some text
Tennessee wide receiver Vincent Dallas catches a pass.

KNOXVILLE - Footballs were hitting the turf, players were lining up incorrectly and the simple errors were glaring.

Six practices later, those mistakes are occurring less frequently for Tennessee's young receivers.

The Volunteers' new wideouts may not have turned the corner at the midway point of spring practice, but the unit's improvement since the first session is easily noticeable.

"Night and day right now," offensive coordinator Mike Bajakian said after practice last Thursday, the Vols' final workout before the team broke for Tennessee's spring break this week. "Can we get better? Absolutely. They're making plays, and that's the one thing: A few plays go your way, you walk off the field with a completely different attitude."

During the initial practices, even simple drills gave the young receiving corps trouble. The Vols struggled to execute bubble screens and dropped passes, and in many cases players would have to redo their reps during drills at the demands of receivers coach Zach Azzanni. It was easy to see that the group with no seniors, three players with receptions in games, three freshmen and a former tailback new to the position had a long and challenging road ahead of it.

Bajakian was encouraged after the sixth practice with what the receivers did in making some tough catches "with defenders draped all over them" for big plays.

"That's a big difference," he said. "We always say there are four to six plays in the course of a game that will determine the win or loss. You don't know what four or six plays they're going to be, and oftentimes it comes down to a guy making a play on the perimeter in a critical situation."

Beyond the simplicities of catching the ball, pre-snap alignments and precision routes, Bajakian is looking to see which players best take advantage of the opportunities they get to make those plays.

"We've got to be able to play-and-catch when those plays are there, and that's where you're really evaluated," he said. "If you talk to any defensive coach ... they call it a point-of-attack play. When you're at the point of attack, do you make the play?

"It's a little bit like that with the pass game.
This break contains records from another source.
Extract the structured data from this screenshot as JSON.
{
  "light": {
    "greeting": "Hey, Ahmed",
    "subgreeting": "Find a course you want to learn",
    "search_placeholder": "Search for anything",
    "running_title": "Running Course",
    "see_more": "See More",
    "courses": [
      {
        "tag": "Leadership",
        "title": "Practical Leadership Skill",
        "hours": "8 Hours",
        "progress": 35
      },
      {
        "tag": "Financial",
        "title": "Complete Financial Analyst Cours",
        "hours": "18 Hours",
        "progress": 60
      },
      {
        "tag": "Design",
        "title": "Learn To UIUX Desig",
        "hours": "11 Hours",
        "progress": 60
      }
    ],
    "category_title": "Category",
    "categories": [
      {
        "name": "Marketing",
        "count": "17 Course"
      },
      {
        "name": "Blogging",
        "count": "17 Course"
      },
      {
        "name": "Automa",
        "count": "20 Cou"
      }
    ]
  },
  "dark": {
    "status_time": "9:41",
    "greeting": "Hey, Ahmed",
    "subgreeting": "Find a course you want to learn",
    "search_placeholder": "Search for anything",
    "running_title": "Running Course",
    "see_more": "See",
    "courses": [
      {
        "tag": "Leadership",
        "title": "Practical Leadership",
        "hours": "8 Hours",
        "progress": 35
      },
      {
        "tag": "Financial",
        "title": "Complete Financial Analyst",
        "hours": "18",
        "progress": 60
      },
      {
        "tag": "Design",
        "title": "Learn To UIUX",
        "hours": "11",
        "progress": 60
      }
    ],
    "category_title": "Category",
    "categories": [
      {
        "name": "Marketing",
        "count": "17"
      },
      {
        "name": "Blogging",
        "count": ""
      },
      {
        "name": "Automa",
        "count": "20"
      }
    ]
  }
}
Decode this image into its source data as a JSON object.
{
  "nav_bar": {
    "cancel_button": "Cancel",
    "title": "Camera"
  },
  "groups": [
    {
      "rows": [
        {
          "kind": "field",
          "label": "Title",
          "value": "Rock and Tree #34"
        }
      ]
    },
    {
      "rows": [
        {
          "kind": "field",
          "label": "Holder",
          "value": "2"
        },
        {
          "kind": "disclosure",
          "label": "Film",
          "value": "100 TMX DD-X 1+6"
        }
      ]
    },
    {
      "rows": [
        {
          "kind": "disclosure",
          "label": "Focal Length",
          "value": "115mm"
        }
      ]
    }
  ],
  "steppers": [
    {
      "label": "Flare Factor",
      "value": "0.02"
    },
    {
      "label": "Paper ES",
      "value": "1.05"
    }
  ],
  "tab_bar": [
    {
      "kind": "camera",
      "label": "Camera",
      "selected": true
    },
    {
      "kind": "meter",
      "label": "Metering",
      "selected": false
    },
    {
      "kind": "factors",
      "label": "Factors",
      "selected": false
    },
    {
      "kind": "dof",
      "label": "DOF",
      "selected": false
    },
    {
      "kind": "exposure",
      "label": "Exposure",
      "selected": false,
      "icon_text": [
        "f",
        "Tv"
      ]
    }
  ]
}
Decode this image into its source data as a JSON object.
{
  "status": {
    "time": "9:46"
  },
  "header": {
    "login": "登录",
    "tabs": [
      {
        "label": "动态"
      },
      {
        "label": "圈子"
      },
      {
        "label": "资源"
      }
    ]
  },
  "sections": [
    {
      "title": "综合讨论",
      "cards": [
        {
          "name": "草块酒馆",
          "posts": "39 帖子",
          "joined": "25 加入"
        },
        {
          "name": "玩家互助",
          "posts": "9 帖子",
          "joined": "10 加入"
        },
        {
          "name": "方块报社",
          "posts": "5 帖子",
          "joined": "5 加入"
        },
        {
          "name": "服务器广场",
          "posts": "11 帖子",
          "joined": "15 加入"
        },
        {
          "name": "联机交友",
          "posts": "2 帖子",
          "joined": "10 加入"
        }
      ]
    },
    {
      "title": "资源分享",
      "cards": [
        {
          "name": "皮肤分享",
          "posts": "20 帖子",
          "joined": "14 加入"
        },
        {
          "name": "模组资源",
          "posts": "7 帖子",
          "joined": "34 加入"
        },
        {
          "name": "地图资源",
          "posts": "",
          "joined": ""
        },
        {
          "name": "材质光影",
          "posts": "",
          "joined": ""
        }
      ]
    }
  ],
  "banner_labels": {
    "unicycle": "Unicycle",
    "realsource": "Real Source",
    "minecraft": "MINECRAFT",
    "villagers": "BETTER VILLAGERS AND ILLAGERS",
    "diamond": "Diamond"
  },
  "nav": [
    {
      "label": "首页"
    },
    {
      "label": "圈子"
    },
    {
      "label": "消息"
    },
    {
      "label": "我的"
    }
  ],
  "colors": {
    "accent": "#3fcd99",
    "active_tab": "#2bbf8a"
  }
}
When we have an opportunity to make a play, when we have an opportunity to play pitch-and-catch, are we able to do that?"

The Vols are closer now than they were three weeks ago.

Moore's many titles

When Tennessee was mired in the search process that eventually ended in the hiring of Butch Jones, safety Byron Moore was the Vols' self-proclaimed interim coach, a running joke he and some of his teammates created, spread and maintained on Twitter.

The rising senior's latest work on social media is no joke, though.

Moore, with a follower count nearing 9,000, is active in interacting with recruits on Twitter in trying to expand his own resume for a potential coaching career and help the future of his football program.

"Coach Jones is always talking about in recruiting, it's all about relationships, so we want the guys that are coming here that are going to fit in with the team," Moore said last week. "Obviously I won't be here next year, but I still can help out, because when I do come back, I want to be able to watch the guys that are here that are continuing what we're going to start this year with Coach Jones. It's just all about building relationships with those guys when they come to campus.

"Most of them are staying with us. They don't even have to stay in hotels. It's already like they're part of the family, so it makes them more comfortable with their decision when they do make it."

Players typically host prospects during campus visits, but Moore is taking it to a different level. Nashville athlete Vic Wharton and Knoxville safety Todd Kelly, two Tennessee commitments, are likewise active on Twitter as well as communicating with fellow prospects. Wharton, the Vols' first 2014 pledge, has hinted at possible commitments before they've happened.

Tennessee already has six commitments for 2014 after landing five players, including Kelly and five-star tailback Jalen Hurd, in a one-week stretch earlier this month.

"Everybody's loving the energy they're bringing, the swagger Coach Jones is bringing," Moore said. "Obviously once they get to campus, the campus speaks for itself. They just look at the facilities and everything, and it already sells itself.

"Tennessee's a great place to be, so at the end of the day it just comes down how they like being around us and fitting in. For the most part, it's been positive attitudes and feedback we've been getting, and probably in the next few weeks we should see some more commitments coming out pretty soon. It should end up being a pretty good class."

Screen and roll

Based on what the Vols have shown in 11-on-11 work and drilled in individual periods through the first six practices, screens and rollouts figure to be fixtures in the 2013 offense.

While Tennessee's offensive linemen had to lose weight to adapt their conditioning to a faster tempo, the offense may require the big men to do more blocking on the perimeter in open space.

"I get to show my athleticism," right tackle Ja'Wuan James said. "All of us do, and it's fun running out there and cutting down corners and stuff like that. You never get the chance to hit them, but it definitely adds another dimension to our offense, and I like it."